> [Dataset rows describing interfaces]:
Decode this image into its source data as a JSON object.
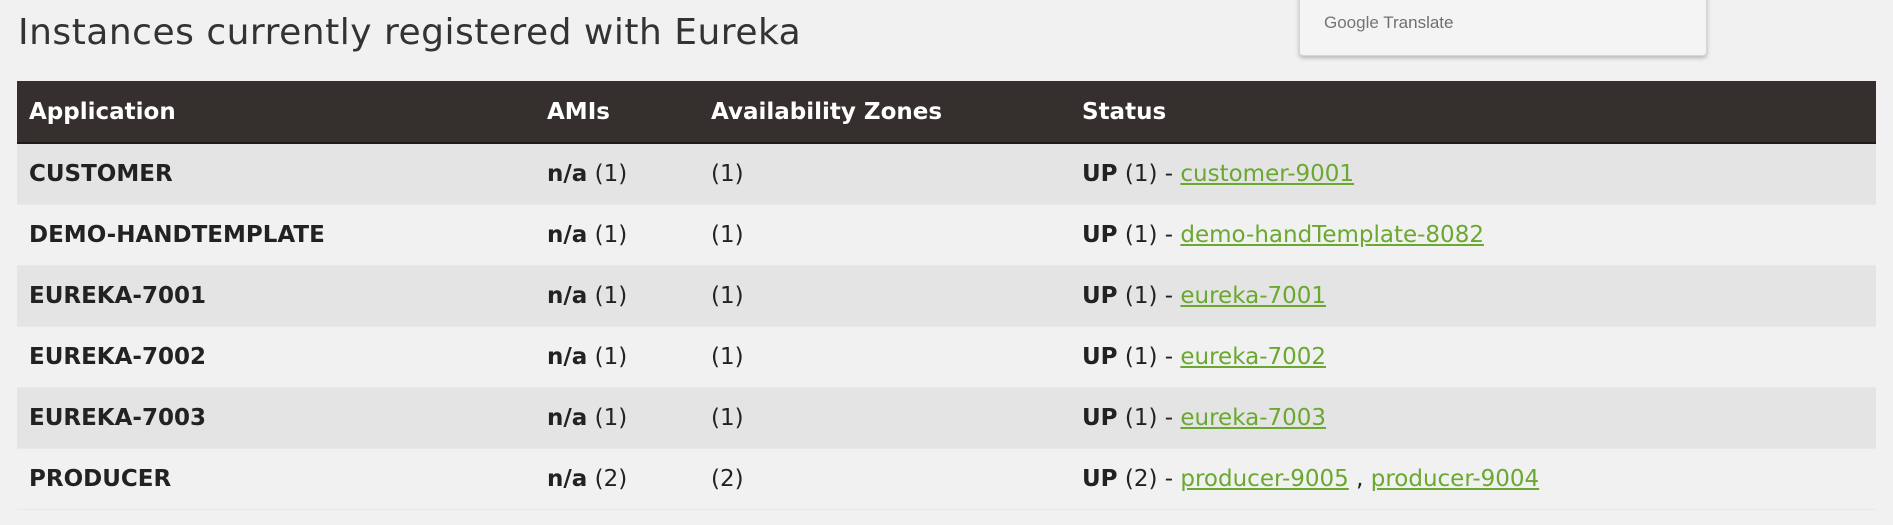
{
  "page": {
    "title": "Instances currently registered with Eureka"
  },
  "translate_popup": {
    "brand_google": "Google",
    "brand_translate": "Translate"
  },
  "table": {
    "headers": {
      "application": "Application",
      "amis": "AMIs",
      "zones": "Availability Zones",
      "status": "Status"
    },
    "rows": [
      {
        "application": "CUSTOMER",
        "ami_label": "n/a",
        "ami_count": "(1)",
        "zones": "(1)",
        "status_label": "UP",
        "status_count": "(1) -",
        "links": [
          "customer-9001"
        ]
      },
      {
        "application": "DEMO-HANDTEMPLATE",
        "ami_label": "n/a",
        "ami_count": "(1)",
        "zones": "(1)",
        "status_label": "UP",
        "status_count": "(1) -",
        "links": [
          "demo-handTemplate-8082"
        ]
      },
      {
        "application": "EUREKA-7001",
        "ami_label": "n/a",
        "ami_count": "(1)",
        "zones": "(1)",
        "status_label": "UP",
        "status_count": "(1) -",
        "links": [
          "eureka-7001"
        ]
      },
      {
        "application": "EUREKA-7002",
        "ami_label": "n/a",
        "ami_count": "(1)",
        "zones": "(1)",
        "status_label": "UP",
        "status_count": "(1) -",
        "links": [
          "eureka-7002"
        ]
      },
      {
        "application": "EUREKA-7003",
        "ami_label": "n/a",
        "ami_count": "(1)",
        "zones": "(1)",
        "status_label": "UP",
        "status_count": "(1) -",
        "links": [
          "eureka-7003"
        ]
      },
      {
        "application": "PRODUCER",
        "ami_label": "n/a",
        "ami_count": "(2)",
        "zones": "(2)",
        "status_label": "UP",
        "status_count": "(2) -",
        "links": [
          "producer-9005",
          "producer-9004"
        ],
        "link_separator": ","
      }
    ]
  },
  "colors": {
    "header_bg": "#35302d",
    "link": "#6aa82f",
    "row_odd": "#e4e4e4",
    "row_even": "#f1f1f1"
  }
}
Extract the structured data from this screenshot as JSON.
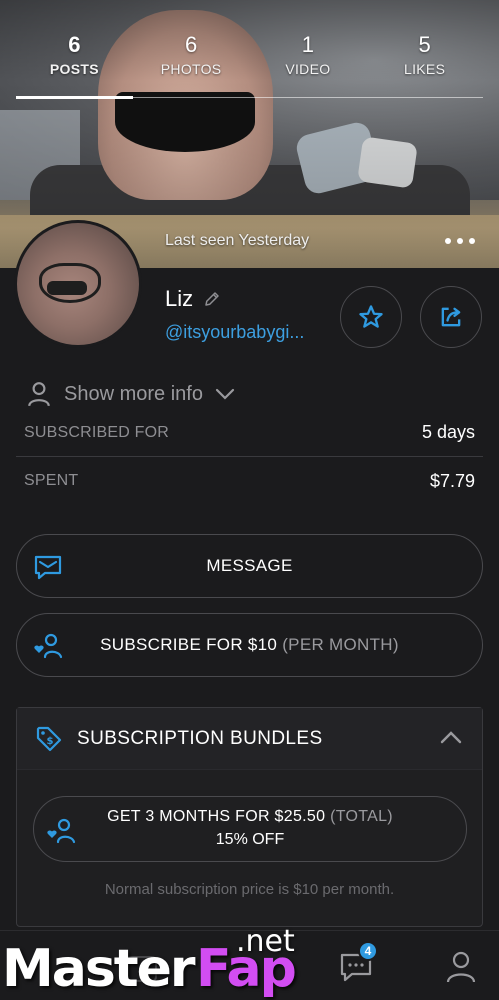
{
  "stats": [
    {
      "count": "6",
      "label": "POSTS",
      "active": true
    },
    {
      "count": "6",
      "label": "PHOTOS",
      "active": false
    },
    {
      "count": "1",
      "label": "VIDEO",
      "active": false
    },
    {
      "count": "5",
      "label": "LIKES",
      "active": false
    }
  ],
  "profile": {
    "last_seen": "Last seen Yesterday",
    "name": "Liz",
    "handle": "@itsyourbabygi..."
  },
  "info": {
    "show_more_label": "Show more info",
    "subscribed_for_label": "SUBSCRIBED FOR",
    "subscribed_for_value": "5 days",
    "spent_label": "SPENT",
    "spent_value": "$7.79"
  },
  "actions": {
    "message_label": "MESSAGE",
    "subscribe_label": "SUBSCRIBE FOR $10",
    "subscribe_sub": "(PER MONTH)"
  },
  "bundles": {
    "title": "SUBSCRIPTION BUNDLES",
    "bundle_main": "GET 3 MONTHS FOR $25.50",
    "bundle_sub": "(TOTAL)",
    "bundle_discount": "15% OFF",
    "normal_note": "Normal subscription price is $10 per month."
  },
  "nav": {
    "chat_badge": "4"
  },
  "watermark": {
    "part1": "Master",
    "part2": "Fap",
    "part3": ".net"
  },
  "colors": {
    "accent": "#3d9fe0",
    "background": "#1b1b1d",
    "watermark_fap": "#d24df2"
  }
}
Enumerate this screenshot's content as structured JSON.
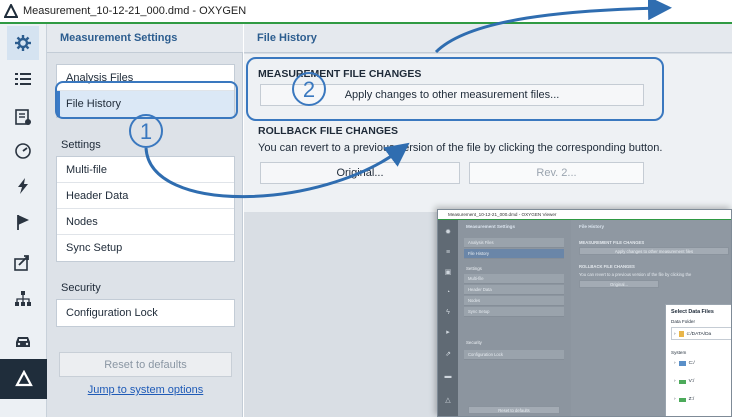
{
  "window": {
    "title": "Measurement_10-12-21_000.dmd - OXYGEN"
  },
  "rail": {
    "icons": [
      "settings-gear-icon",
      "list-icon",
      "report-icon",
      "gauge-icon",
      "lightning-icon",
      "play-flag-icon",
      "export-icon",
      "network-icon",
      "car-icon",
      "oxygen-logo-icon"
    ]
  },
  "nav": {
    "header": "Measurement Settings",
    "group1": [
      {
        "label": "Analysis Files"
      },
      {
        "label": "File History"
      }
    ],
    "settings_label": "Settings",
    "group2": [
      {
        "label": "Multi-file"
      },
      {
        "label": "Header Data"
      },
      {
        "label": "Nodes"
      },
      {
        "label": "Sync Setup"
      }
    ],
    "security_label": "Security",
    "group3": [
      {
        "label": "Configuration Lock"
      }
    ],
    "reset_label": "Reset to defaults",
    "jump_link": "Jump to system options"
  },
  "main": {
    "header": "File History",
    "measurement_changes": {
      "title": "MEASUREMENT FILE CHANGES",
      "apply_button": "Apply changes to other measurement files..."
    },
    "rollback": {
      "title": "ROLLBACK FILE CHANGES",
      "description": "You can revert to a previous version of the file by clicking the corresponding button.",
      "original_button": "Original...",
      "rev_button": "Rev. 2..."
    }
  },
  "callouts": {
    "step1": "1",
    "step2": "2"
  },
  "inset": {
    "title": "Measurement_10-12-21_000.dmd - OXYGEN Viewer",
    "nav_header": "Measurement Settings",
    "main_header": "File History",
    "items1": [
      "Analysis Files",
      "File History"
    ],
    "settings_label": "Settings",
    "items2": [
      "Multi-file",
      "Header Data",
      "Nodes",
      "Sync Setup"
    ],
    "security_label": "Security",
    "items3": [
      "Configuration Lock"
    ],
    "reset_label": "Reset to defaults",
    "measurement_title": "MEASUREMENT FILE CHANGES",
    "apply_button": "Apply changes to other measurement files",
    "rollback_title": "ROLLBACK FILE CHANGES",
    "rollback_desc": "You can revert to a previous version of the file by clicking the",
    "original_button": "Original...",
    "dialog": {
      "title": "Select Data Files",
      "folder_label": "Data Folder",
      "folder_value": "c:/DATA/Da",
      "system_label": "System",
      "drives": [
        "C:/",
        "V:/",
        "Z:/"
      ]
    }
  },
  "colors": {
    "accent": "#3a7bc8",
    "callout": "#2f6db0",
    "titlebar_line": "#2f9a43"
  }
}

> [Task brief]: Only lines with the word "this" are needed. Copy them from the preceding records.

> [Finished exercise]:
Decode this image into its source data as a JSON object.
Extract the structured data from this screenshot as JSON.
Enumerate this screenshot's content as structured JSON.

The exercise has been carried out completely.